Before going into specific grammatical examples, I believe we should begin with a more general view of the Oxford comma’s supremacy.
That is to say, of course, that we should place trust in those organizations that specialize in language arts. After all, we use the same argument for other issues, don’t we? When discussing global climate change, we look to the scientific community rather than politicians for answers, right? Well, uh…
Anyway, those organizations that support the Oxford comma are much more authoritative and reliable than those that do not. First off, there’s obviously Oxford University, which is, like, the most English-y place in the world. The Oxford English Dictionary, for example, is the apex of all lexicons. When somebody says, “That word was just added to the dictionary,” they should be referring to the OED. Otherwise, they’re referring to some bullshizzle like Merriam Webster, my objections of which comprise a topic for another time.
Moving on, other reputable sources include Harvard, The Chicago Manual of Style, The Elements of Style, the American Psychological Association, and even MLA.
Now then, let’s take a look at some Oxford comma infidels: The Associated Press, The Times, The New York Times…

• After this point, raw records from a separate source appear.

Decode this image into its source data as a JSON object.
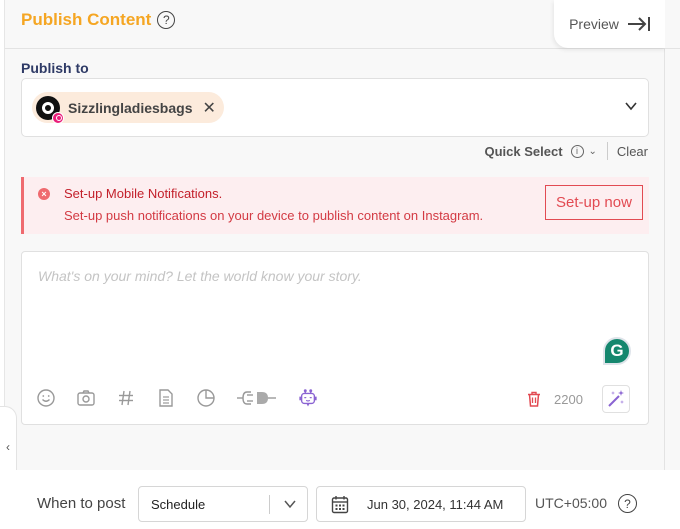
{
  "header": {
    "title": "Publish Content",
    "help_icon": "question-circle-icon",
    "preview_label": "Preview",
    "preview_icon": "arrow-to-right-icon"
  },
  "publish_to": {
    "label": "Publish to",
    "accounts": [
      {
        "name": "Sizzlingladiesbags",
        "platform": "Instagram",
        "remove_icon": "close-icon"
      }
    ],
    "dropdown_icon": "chevron-down-icon",
    "quick_select_label": "Quick Select",
    "quick_select_info_icon": "info-icon",
    "clear_label": "Clear"
  },
  "alert": {
    "title": "Set-up Mobile Notifications.",
    "description": "Set-up push notifications on your device to publish content on Instagram.",
    "button_label": "Set-up now",
    "icon": "error-circle-icon"
  },
  "editor": {
    "placeholder": "What's on your mind? Let the world know your story.",
    "value": "",
    "toolbar": [
      {
        "name": "emoji",
        "icon": "smiley-icon"
      },
      {
        "name": "media",
        "icon": "camera-icon"
      },
      {
        "name": "hashtag",
        "icon": "hashtag-icon"
      },
      {
        "name": "template",
        "icon": "document-icon"
      },
      {
        "name": "poll",
        "icon": "pie-chart-icon"
      },
      {
        "name": "integration",
        "icon": "plug-icon"
      },
      {
        "name": "ai-assistant",
        "icon": "robot-icon"
      }
    ],
    "char_remaining": "2200",
    "delete_icon": "trash-icon",
    "magic_icon": "magic-wand-icon",
    "grammarly_letter": "G"
  },
  "footer": {
    "when_label": "When to post",
    "schedule_value": "Schedule",
    "date_value": "Jun 30, 2024, 11:44 AM",
    "timezone": "UTC+05:00",
    "help_icon": "question-circle-icon"
  },
  "colors": {
    "title_accent": "#f5a623",
    "label_navy": "#2e3a66",
    "alert_red": "#e24a52",
    "alert_bg": "#fdeef0",
    "ai_purple": "#8a63d2",
    "grammarly_green": "#15876e",
    "instagram_pink": "#e91e7a"
  }
}
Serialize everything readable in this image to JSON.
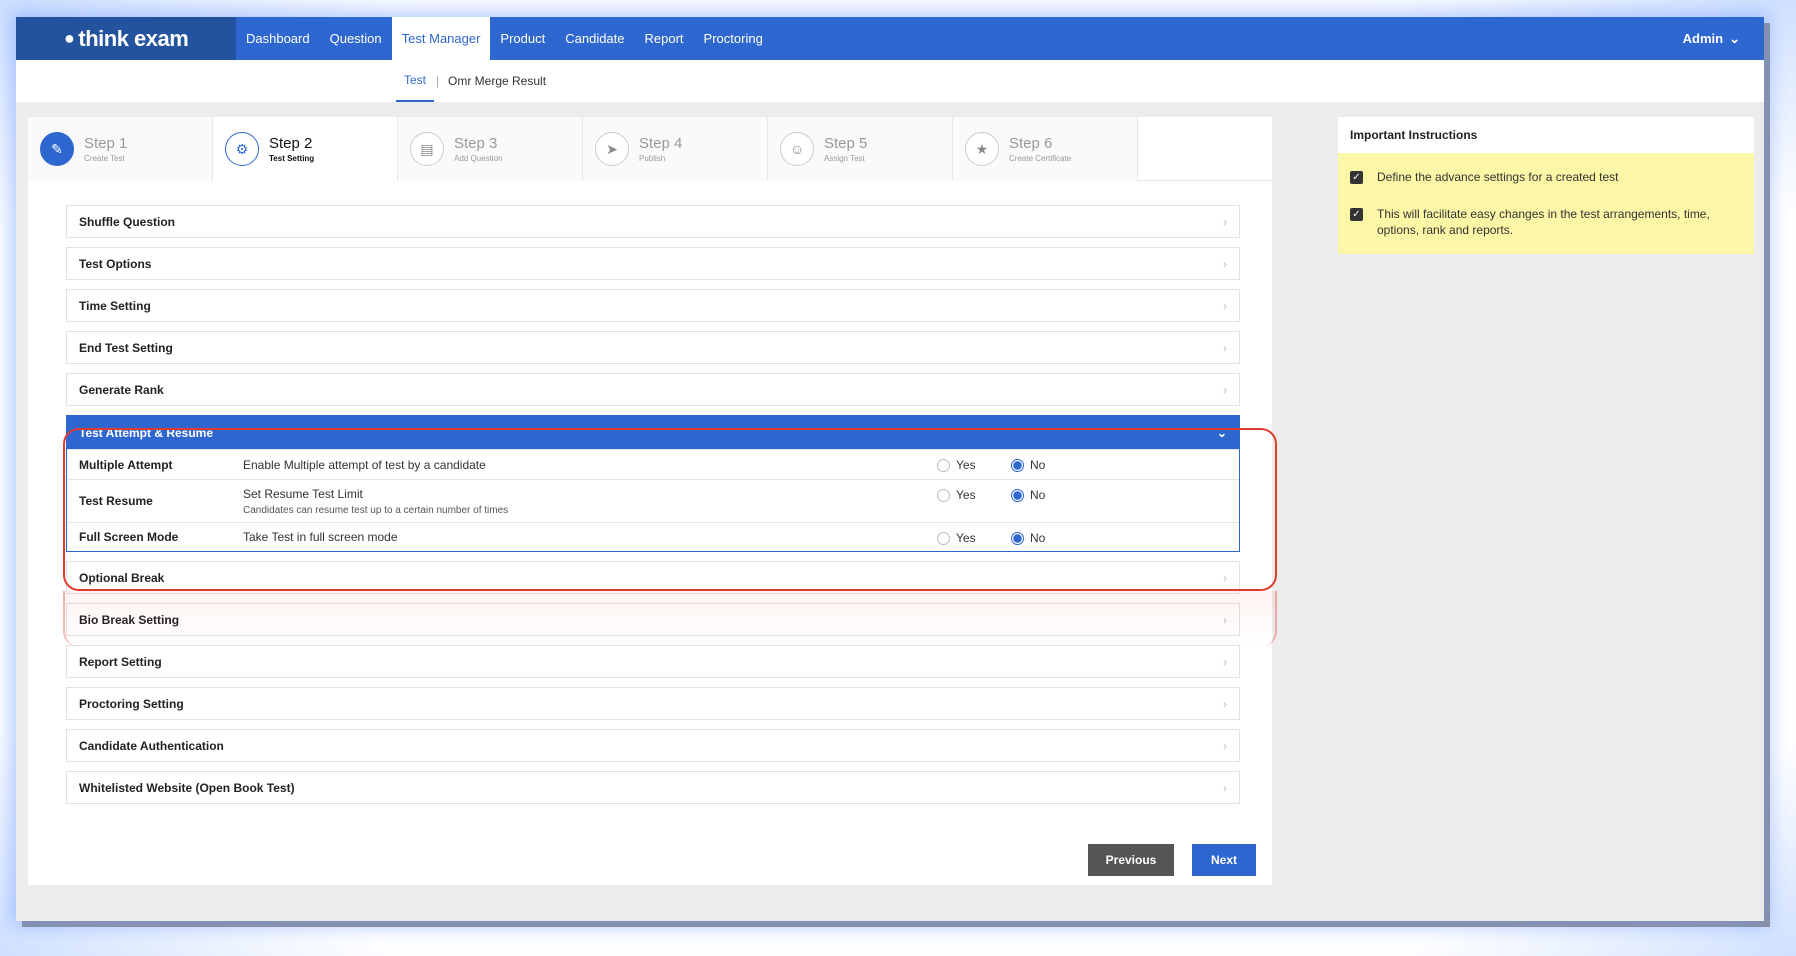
{
  "app": {
    "logo_text": "think exam"
  },
  "nav": {
    "items": [
      {
        "label": "Dashboard",
        "active": false
      },
      {
        "label": "Question",
        "active": false
      },
      {
        "label": "Test Manager",
        "active": true
      },
      {
        "label": "Product",
        "active": false
      },
      {
        "label": "Candidate",
        "active": false
      },
      {
        "label": "Report",
        "active": false
      },
      {
        "label": "Proctoring",
        "active": false
      }
    ],
    "user": "Admin"
  },
  "subnav": {
    "active": "Test",
    "separator": "|",
    "other": "Omr Merge Result"
  },
  "steps": [
    {
      "title": "Step 1",
      "subtitle": "Create Test",
      "icon": "pencil-icon"
    },
    {
      "title": "Step 2",
      "subtitle": "Test Setting",
      "icon": "gear-icon"
    },
    {
      "title": "Step 3",
      "subtitle": "Add Question",
      "icon": "document-icon"
    },
    {
      "title": "Step 4",
      "subtitle": "Publish",
      "icon": "rocket-icon"
    },
    {
      "title": "Step 5",
      "subtitle": "Assign Test",
      "icon": "users-icon"
    },
    {
      "title": "Step 6",
      "subtitle": "Create Certificate",
      "icon": "star-icon"
    }
  ],
  "sections_before": [
    "Shuffle Question",
    "Test Options",
    "Time Setting",
    "End Test Setting",
    "Generate Rank"
  ],
  "open_section": {
    "title": "Test Attempt & Resume",
    "options": [
      {
        "label": "Multiple Attempt",
        "description": "Enable Multiple attempt of test by a candidate",
        "note": "",
        "yes": "Yes",
        "no": "No",
        "selected": "No"
      },
      {
        "label": "Test Resume",
        "description": "Set Resume Test Limit",
        "note": "Candidates can resume test up to a certain number of times",
        "yes": "Yes",
        "no": "No",
        "selected": "No"
      },
      {
        "label": "Full Screen Mode",
        "description": "Take Test in full screen mode",
        "note": "",
        "yes": "Yes",
        "no": "No",
        "selected": "No"
      }
    ]
  },
  "sections_after": [
    "Optional Break",
    "Bio Break Setting",
    "Report Setting",
    "Proctoring Setting",
    "Candidate Authentication",
    "Whitelisted Website (Open Book Test)"
  ],
  "buttons": {
    "previous": "Previous",
    "next": "Next"
  },
  "instructions": {
    "title": "Important Instructions",
    "items": [
      "Define the advance settings for a created test",
      "This will facilitate easy changes in the test arrangements, time, options, rank and reports."
    ]
  },
  "colors": {
    "primary": "#2f67d0",
    "logo_bg": "#23539f",
    "highlight": "#e03c2e",
    "note_bg": "#fbf7a6"
  }
}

See a pattern? Why, of course. They’re all journalists! These guys want to save a few extra bucks on ink. And when you realize how much money one can save by a simple font switch, the temptation of excluding a comma in all of your newspapers is an enticing one.
“But Fiddle,” you ask, “why not sacrifice the Oxford comma for those extra greenbacks? I, for one, welcome our new journalist overlords.”
To which I reply that the preservation of language is more important than CEO-san being able to afford his third Lamborghini. For instance, the American use of punctuation with quotation marks is objectively illogical because of some difficulties in typesetting during the time in which American and British English deviated. As of now, I doubt that we will ever be able to reverse that unfortunate error, even though our current typesetting technology creates no problem with using the quotation marks logically. (Incidentally, I find that to be the only area in which British English beats American English, but again, that’s a topic for another time.)
Oh, and there’s also this proofreading service, appropriately named “Oxford Comma,” among the reputable side of organizations. We were considering having them go over Noble Works to check for typos, but a rough estimate reveals that their standard package would cost about $42,000 for the whole visual novel, so we will have to wait until our annual bake sale fundraiser for that.